The notion that a state has a right to set conditions on rights guaranteed by the Constitution is a false notion. If such a thing were legal, there would have been no reason or purpose for the Constitution to exist at all. States that write laws conflicting with Constitutional guarantees are, in effect, trying to re-write or amend the Constitution by slow degrees and increments. That effort itself is also anti-Constitutional. The Constitution contains its own recipe for altering itself, and none of it involves legislative fiat. (Commenter)
The Supreme Court on Monday is set to hear its first major Second Amendment case in nearly a decade, weighing a challenge against a regulation in New York City that prevented licensed firearm owners from taking their weapons in and out of the city.
The legal battle was brought by gun rights activists after a federal appeals court upheld a city ordinance that allowed licensed residents to take their firearms outside of their homes to only seven shooting ranges within the city, thus prohibiting them from transporting the weapons to a second home or a gun range outside city limits.
New York City, though, changed the regulation to allow licensed firearm owners to transport their handguns out of the city. Officials contend the change settles the lawsuit and want the court to dismiss the challenge as moot.

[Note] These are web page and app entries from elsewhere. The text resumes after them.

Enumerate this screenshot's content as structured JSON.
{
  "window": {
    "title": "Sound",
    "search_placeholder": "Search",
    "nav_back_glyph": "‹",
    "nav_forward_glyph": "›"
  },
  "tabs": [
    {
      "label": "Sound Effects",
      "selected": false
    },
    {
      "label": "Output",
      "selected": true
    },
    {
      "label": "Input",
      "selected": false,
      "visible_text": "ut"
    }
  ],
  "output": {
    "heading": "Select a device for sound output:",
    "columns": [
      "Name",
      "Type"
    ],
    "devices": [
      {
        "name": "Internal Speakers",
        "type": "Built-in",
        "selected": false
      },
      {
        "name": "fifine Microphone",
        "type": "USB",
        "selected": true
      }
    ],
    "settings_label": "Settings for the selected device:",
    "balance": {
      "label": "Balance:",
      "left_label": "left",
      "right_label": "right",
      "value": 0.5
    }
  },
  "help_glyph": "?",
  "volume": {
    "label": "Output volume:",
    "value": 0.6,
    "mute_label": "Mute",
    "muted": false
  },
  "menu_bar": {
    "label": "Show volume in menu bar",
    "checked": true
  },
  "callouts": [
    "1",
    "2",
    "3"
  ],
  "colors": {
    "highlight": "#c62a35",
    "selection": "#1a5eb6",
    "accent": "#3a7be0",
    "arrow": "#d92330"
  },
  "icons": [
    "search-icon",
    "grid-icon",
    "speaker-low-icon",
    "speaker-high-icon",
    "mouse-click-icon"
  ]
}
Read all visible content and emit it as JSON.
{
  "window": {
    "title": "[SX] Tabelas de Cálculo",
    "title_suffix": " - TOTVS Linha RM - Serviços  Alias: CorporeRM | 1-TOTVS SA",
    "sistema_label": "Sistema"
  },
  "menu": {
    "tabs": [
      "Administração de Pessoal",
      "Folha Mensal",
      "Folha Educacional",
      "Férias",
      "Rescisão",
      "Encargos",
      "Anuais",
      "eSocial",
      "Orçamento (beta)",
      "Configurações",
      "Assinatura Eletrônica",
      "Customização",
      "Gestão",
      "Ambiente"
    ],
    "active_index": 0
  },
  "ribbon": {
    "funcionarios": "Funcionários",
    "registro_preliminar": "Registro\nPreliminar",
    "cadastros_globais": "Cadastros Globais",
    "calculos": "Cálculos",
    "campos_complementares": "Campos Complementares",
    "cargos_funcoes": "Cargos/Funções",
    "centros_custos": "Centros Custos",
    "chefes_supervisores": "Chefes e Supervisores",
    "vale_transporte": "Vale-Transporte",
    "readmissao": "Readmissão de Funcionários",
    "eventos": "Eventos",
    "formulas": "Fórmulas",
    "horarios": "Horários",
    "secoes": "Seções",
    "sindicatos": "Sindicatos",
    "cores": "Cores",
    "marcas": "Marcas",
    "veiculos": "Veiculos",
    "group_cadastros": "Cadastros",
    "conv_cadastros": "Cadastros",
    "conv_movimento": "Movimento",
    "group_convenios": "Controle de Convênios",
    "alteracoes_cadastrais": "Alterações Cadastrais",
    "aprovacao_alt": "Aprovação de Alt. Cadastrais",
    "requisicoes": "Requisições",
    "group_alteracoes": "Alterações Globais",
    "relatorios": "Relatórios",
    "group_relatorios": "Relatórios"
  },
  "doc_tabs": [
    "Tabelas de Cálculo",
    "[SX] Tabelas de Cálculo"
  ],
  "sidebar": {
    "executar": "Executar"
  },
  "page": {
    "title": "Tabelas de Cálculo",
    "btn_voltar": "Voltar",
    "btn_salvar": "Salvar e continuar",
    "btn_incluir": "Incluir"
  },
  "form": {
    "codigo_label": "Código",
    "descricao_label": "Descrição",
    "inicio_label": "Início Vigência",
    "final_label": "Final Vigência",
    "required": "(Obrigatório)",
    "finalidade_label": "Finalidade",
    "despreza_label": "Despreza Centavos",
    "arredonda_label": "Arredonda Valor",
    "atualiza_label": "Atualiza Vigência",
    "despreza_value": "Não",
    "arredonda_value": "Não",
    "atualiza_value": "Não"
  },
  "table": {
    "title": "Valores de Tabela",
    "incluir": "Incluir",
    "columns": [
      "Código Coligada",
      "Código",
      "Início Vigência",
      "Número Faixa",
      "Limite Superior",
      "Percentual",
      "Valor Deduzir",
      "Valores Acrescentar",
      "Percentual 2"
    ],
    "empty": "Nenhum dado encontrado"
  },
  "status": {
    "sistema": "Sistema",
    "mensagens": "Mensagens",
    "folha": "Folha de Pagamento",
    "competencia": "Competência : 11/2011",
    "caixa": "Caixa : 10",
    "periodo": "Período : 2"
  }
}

The case, however, gives the high court a shot at expanding gun rights. It’s the first time since 2010 the justices will grapple with the reach of the constitutional right to keep and bear arms.